**Given entries:**
%%

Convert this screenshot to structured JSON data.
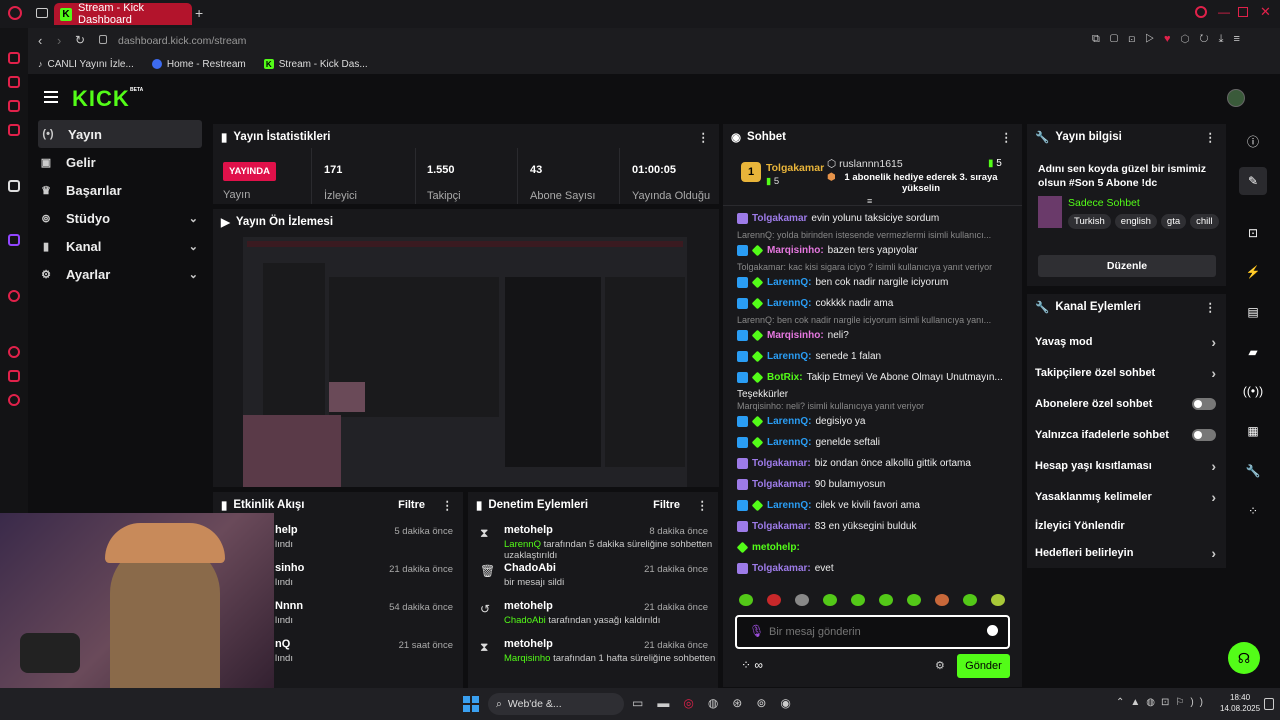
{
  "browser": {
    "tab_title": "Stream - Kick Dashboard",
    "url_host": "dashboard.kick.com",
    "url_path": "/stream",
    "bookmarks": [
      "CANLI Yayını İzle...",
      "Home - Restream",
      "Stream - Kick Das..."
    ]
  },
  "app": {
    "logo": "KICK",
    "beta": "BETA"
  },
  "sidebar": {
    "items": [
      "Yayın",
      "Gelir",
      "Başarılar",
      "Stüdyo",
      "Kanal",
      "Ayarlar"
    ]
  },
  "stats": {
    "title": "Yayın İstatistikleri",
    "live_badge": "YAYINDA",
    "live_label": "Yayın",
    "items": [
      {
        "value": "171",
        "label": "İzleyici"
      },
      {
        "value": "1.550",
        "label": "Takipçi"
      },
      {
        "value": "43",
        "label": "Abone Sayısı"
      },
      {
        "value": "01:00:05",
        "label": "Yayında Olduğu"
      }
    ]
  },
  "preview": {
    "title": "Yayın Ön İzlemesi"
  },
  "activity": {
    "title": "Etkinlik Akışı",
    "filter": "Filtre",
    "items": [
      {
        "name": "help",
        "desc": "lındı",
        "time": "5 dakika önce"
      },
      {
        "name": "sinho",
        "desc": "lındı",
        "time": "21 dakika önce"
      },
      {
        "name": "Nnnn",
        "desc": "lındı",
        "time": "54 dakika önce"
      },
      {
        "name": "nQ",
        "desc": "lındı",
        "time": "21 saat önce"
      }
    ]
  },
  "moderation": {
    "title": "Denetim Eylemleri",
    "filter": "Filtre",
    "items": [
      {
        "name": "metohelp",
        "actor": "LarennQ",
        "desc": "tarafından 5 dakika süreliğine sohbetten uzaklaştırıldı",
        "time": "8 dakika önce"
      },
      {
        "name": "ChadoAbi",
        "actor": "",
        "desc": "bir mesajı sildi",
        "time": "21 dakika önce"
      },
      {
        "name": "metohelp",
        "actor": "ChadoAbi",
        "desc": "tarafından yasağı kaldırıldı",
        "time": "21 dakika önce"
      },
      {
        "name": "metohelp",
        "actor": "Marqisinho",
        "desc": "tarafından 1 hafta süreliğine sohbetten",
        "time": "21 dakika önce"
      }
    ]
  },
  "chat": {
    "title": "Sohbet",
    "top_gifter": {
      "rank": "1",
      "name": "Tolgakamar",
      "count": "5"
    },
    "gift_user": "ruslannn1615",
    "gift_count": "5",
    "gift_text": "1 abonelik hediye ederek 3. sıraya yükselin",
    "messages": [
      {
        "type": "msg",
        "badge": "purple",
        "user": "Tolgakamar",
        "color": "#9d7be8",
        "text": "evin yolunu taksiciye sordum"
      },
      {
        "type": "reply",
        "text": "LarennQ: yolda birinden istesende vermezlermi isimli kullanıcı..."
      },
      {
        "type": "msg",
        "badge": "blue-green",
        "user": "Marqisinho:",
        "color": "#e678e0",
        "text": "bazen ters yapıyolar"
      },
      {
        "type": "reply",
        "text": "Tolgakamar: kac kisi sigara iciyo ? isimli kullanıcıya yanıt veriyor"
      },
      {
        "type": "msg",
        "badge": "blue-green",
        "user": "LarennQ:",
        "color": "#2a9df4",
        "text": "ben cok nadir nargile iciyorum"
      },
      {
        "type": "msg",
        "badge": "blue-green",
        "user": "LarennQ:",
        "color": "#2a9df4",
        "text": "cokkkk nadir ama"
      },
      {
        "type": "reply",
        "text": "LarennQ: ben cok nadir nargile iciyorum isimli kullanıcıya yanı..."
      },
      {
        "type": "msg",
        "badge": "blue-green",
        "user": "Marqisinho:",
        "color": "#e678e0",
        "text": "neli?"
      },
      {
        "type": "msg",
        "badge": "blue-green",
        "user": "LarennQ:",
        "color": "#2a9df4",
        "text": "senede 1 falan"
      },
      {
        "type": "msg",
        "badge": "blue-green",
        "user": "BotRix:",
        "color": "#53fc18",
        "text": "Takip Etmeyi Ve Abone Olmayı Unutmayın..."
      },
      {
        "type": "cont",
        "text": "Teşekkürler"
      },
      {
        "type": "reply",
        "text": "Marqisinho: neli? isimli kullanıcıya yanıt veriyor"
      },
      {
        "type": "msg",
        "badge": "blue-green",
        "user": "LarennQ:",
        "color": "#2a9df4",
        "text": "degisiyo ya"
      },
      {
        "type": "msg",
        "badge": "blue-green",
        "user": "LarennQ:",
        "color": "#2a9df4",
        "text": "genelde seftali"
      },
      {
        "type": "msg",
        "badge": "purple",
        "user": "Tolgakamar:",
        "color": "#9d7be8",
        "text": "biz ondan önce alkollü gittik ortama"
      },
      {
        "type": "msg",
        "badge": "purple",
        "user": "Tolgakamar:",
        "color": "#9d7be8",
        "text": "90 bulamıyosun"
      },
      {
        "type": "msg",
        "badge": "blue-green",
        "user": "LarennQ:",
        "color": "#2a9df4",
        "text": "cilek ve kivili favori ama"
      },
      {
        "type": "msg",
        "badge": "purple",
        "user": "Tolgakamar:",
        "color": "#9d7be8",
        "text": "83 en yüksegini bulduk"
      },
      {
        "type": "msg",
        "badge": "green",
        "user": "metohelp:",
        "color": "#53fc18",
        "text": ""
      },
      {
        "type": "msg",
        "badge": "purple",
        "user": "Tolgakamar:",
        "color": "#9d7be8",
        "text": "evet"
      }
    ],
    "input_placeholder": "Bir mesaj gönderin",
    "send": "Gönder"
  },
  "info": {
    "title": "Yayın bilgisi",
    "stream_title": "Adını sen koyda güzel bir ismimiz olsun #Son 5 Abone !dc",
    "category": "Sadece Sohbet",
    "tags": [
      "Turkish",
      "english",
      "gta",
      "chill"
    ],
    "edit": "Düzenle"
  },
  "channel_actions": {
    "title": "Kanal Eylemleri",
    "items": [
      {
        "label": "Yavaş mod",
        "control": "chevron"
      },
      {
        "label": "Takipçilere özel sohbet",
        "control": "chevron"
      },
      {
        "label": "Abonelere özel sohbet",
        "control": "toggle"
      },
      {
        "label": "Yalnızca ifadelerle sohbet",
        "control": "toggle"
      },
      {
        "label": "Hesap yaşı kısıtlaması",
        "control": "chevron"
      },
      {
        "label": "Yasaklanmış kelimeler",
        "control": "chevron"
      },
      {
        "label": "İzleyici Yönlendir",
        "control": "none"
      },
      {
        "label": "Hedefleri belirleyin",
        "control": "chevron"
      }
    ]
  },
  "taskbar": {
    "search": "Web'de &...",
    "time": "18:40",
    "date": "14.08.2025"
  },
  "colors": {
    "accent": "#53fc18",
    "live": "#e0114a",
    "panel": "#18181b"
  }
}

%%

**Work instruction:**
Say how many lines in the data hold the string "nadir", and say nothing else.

**Result of the task:**
3